But groups like Planned Parenthood aren’t buying it. In July 2018, Planned Parenthood of the Great Northwest and the Hawaiian Islands joined the American Civil Liberties Union of Idaho in challenging the law in a federal lawsuit, saying it has no scientific basis.
While the state of Idaho exempts simple bleeding or a light fever, it does require a provider to report heavy bleeding and a high fever that last for more than 24 hours.
Planned Parenthood says this is the kind of undefined discretion that makes the law so vague that it would be difficult for abortion providers to comply. Not everyone will agree on what counts as “heavy bleeding,” for example.
Nye said Planned Parenthood was being “myopic” on vagueness.
“While a lay person may not understand exactly how much bleeding (for example) is considered ‘heavy,’ such a determination is not as difficult for a medical professional – particularly someone who performs abortions – to understand. Thus, the requirements are not so much vague, as they are technical,” he wrote.
Still, Nye said the issue of discretion is a polarizing one, given that some of the listed complications may not even be caused by the abortion procedure.
“Some of the complications appear to be only tangentially related to abortion procedures, and more refined language may have better informed practitioners of what exactly they must report,” he wrote. “Disagreement between the parties alone does not rise to the level of vagueness, however there does appear to be a chance of success on the merits of Planned Parenthood’s vagueness challenge.”
Nye said he found no evidence that the state of Idaho acted out of animus against abortion providers by passing HB 638 and that the state has a legitimate interest in ensuring safe abortions. He also noted abortion providers have 90 days to report complications, should they arise, before they would face fines or sanctions.

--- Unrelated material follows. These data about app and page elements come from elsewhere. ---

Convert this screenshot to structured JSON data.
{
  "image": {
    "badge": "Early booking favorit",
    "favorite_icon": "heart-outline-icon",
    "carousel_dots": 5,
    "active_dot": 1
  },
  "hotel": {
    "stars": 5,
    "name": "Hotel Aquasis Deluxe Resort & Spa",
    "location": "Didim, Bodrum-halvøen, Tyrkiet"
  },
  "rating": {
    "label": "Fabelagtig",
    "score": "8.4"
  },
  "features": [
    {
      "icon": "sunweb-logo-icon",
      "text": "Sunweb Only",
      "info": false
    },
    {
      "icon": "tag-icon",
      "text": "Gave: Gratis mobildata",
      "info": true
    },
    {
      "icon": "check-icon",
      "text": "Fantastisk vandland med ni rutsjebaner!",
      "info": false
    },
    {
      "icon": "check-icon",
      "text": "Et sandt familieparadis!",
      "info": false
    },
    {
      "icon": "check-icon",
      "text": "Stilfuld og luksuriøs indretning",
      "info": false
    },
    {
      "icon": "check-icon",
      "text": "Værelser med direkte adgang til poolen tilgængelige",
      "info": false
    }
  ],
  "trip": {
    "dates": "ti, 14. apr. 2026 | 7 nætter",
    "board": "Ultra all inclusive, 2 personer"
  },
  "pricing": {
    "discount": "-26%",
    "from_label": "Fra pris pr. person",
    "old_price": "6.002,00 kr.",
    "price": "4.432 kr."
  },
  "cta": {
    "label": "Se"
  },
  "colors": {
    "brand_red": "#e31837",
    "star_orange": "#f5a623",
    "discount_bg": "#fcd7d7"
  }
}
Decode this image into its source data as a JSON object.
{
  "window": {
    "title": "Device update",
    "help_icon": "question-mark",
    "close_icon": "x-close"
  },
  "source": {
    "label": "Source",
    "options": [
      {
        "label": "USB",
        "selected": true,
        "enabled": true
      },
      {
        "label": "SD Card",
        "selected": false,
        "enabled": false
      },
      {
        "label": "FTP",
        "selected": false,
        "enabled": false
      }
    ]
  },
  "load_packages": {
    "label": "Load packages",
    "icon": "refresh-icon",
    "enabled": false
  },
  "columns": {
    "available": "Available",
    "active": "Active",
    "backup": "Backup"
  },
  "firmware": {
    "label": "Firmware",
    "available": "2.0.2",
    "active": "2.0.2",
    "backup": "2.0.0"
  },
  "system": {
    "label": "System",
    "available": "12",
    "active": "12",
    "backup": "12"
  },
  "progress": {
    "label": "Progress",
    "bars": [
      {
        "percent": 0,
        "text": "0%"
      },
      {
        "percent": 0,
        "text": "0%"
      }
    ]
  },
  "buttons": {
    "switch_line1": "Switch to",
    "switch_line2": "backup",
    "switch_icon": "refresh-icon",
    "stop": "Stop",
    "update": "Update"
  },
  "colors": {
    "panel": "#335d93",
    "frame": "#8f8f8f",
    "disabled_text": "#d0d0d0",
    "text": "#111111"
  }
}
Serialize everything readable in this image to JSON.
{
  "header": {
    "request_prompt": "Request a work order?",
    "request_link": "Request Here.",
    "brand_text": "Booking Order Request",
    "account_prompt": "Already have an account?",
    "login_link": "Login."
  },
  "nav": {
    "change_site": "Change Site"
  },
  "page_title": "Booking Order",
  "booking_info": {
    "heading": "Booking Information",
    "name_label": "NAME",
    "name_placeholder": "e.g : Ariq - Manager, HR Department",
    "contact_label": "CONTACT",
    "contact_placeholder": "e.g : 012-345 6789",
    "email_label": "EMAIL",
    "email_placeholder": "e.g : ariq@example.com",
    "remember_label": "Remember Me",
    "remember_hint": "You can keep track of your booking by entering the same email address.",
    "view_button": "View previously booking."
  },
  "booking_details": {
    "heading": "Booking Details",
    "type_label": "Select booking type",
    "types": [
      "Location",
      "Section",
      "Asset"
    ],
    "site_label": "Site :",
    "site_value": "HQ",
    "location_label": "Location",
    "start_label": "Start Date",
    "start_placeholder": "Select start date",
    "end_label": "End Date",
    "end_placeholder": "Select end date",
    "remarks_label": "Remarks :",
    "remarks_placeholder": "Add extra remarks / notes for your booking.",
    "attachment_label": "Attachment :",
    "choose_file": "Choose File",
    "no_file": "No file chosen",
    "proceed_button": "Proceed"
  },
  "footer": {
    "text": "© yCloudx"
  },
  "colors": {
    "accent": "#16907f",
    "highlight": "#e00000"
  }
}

But abortions are a constitutionally protected right, and the law comes at a time when groups like Planned Parenthood fear it may not always be – especially in conservative states emboldened by the election of President Donald Trump.
In February 2018, Idaho state Sen. Dan Foreman, a Republican, yelled “abortion is murder” at a group of university students lobbying for legislation to give women access to birth control. And in 2017, the local Boise Weekly reported Foreman said he would sponsor legislation to classify abortion as first-degree murder making both the woman and the doctor culpable. It never got a hearing.
Jeremy Woodson, community engagement manger with the ACLU of Idaho, said in a phone interview that states will often chip away at abortion rights through legislation rather than making it illegal outright.
“It’s true that we’re seeing efforts to basically erode the ability to get an abortion from both the national and state levels,” Woodson said. “This is something that is happening around the country with states trying to chip away at access to abortion.”
Woodson said Nye’s ruling was disappointing, but it isn’t a total loss.
“The court just felt there wasn’t any immediate harm if the law remained in place. Even with the decision the court still concluded that the law may be unconstitutional,” he said, adding: “We very much disagree with this decision. As advocates in this area, while we’re still reviewing certain parts of the decision, we will continue to challenge this law.”
Idaho attorney general spokesman Scott Graf declined to comment on the ongoing litigation.